Heartland’s investing glossary provides definitions for several terms used on this page.

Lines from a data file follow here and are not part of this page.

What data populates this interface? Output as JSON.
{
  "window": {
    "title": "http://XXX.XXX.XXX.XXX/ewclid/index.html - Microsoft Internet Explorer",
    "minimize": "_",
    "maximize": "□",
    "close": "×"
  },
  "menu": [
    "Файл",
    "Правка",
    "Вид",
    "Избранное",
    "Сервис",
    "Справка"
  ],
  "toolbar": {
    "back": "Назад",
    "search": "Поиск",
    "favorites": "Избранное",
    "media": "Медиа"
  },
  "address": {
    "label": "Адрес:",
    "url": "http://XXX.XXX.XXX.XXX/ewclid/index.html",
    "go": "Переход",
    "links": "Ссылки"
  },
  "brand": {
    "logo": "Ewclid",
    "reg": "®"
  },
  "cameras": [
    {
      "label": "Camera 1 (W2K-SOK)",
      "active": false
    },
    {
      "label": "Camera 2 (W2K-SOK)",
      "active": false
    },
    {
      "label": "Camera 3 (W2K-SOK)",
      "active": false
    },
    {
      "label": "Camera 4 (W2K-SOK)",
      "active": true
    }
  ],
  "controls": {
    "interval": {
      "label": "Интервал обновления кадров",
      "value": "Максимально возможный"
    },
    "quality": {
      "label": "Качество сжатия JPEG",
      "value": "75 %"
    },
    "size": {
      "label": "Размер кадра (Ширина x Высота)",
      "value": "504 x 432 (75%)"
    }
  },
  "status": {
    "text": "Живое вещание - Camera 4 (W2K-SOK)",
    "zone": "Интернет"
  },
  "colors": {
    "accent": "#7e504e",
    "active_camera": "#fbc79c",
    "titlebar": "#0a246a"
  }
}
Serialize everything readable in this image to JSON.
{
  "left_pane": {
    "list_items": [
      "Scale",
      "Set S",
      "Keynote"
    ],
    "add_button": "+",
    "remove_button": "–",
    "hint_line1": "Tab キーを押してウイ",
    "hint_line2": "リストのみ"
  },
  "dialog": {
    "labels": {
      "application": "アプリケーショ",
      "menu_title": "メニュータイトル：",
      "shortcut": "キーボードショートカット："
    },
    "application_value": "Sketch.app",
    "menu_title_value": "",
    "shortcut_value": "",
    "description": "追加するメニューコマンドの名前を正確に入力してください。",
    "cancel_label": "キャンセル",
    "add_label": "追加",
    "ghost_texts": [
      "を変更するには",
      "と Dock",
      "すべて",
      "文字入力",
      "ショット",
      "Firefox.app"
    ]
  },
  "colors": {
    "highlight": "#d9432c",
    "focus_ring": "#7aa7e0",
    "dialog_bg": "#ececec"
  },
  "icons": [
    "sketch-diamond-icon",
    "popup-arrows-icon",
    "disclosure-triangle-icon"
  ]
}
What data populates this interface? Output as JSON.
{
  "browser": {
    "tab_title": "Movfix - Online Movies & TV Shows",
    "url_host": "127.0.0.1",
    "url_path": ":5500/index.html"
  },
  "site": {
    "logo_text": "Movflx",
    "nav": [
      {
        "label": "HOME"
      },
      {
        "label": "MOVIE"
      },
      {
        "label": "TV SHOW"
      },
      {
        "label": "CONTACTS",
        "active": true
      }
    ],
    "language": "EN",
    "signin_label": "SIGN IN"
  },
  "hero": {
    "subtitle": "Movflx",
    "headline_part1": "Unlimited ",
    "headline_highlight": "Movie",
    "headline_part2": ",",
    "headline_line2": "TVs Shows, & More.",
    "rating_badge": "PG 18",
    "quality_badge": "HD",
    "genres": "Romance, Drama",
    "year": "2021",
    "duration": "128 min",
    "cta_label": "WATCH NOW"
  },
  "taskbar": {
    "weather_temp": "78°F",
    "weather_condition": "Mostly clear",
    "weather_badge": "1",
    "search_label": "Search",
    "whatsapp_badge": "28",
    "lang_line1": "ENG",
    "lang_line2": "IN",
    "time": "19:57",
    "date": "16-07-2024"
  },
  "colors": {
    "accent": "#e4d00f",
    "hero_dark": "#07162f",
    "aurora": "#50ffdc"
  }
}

Active Investing is an investment strategy involving ongoing buying and selling actions by the investor. Active investors purchase investments and continuously monitor their activity in order to exploit profitable conditions. Bear Market occurs when the price of a group of securities is falling or is expected to fall. Bottom-up is an investment approach that de-emphasizes the significance of economic and market cycles. This approach focuses on the analysis of individual stocks and the investor focuses his or her attention on a specific company rather than on the industry in which that company operates or on the economy as a whole. Cyclical Stocks cover Basic Materials, Capital Goods, Communications, Consumer Cyclical, Energy, Financial, Technology, and Transportation which tend to react to a variety of market conditions that can send them up or down and often relate to business cycles. Defensive Stocks include Health Care, Utilities, and Consumer Staples. These companies usually don’t suffer as much in a market downturn as they relate to basic needs. Enterprise Value/Earnings Before Interest, Taxes, Depreciation, and Amortization (EV/EBITDA) Ratio is a financial indicator used to determine the value of a company and is calculated by dividing the entire economic value of the company (enterprise value) by its earnings before interest, taxes, depreciation, and amortization (EBITDA). Intrinsic Value is the actual value of a company or an asset based on an underlying perception of its true value including all aspects of the business, in terms of both tangible and intangible factors. This value may or may not be the same as the current market value. Leverage is the amount of debt used to finance a firm's assets. A firm with significantly more debt than equity is considered to be highly leveraged. Price/Earnings Ratio of a stock is calculated by dividing the current price of the stock by its trailing or its forward 12 months’ earnings per share. Risk on/Risk off Theory is an investment setting in which price behavior responds to, and is driven by, changes in investor risk tolerance. Risk-on risk-off refers to changes in investment activity in response to global economic patterns. During periods when risk is perceived as low, risk-on risk-off theory states that investors tend to engage in higher-risk investments. When risk is perceived as high, investors have the tendency to gravitate toward lower-risk investments. Russell Midcap® Index measures the performance of the 800 smallest companies in the Russell 1000® Index. All indices are unmanaged. It is not possible to invest directly in an index. Yield Curve is a line that plots the interest rates, at a set point in time, of bonds having equal credit quality, but differing maturity dates. In a positive-sloping yield curve, short-term debt instruments have a lower yield than long-term debt instruments of the same credit quality. A negative, or inverted, yield curve occurs when short-term debt instruments have a higher yield than long-term debt instruments of the same credit quality. 10 Principles of Value Investing™ consist of the following criteria for selecting securities: (1) catalyst for recognition; (2) low price in relation to earnings; (3) low price in relation to cash flow; (4) low price in relation to book value; (5) financial soundness; (6) positive earnings dynamics; (7) sound business strategy; (8) capable management and insider ownership; (9) value of company; and (10) positive technical analysis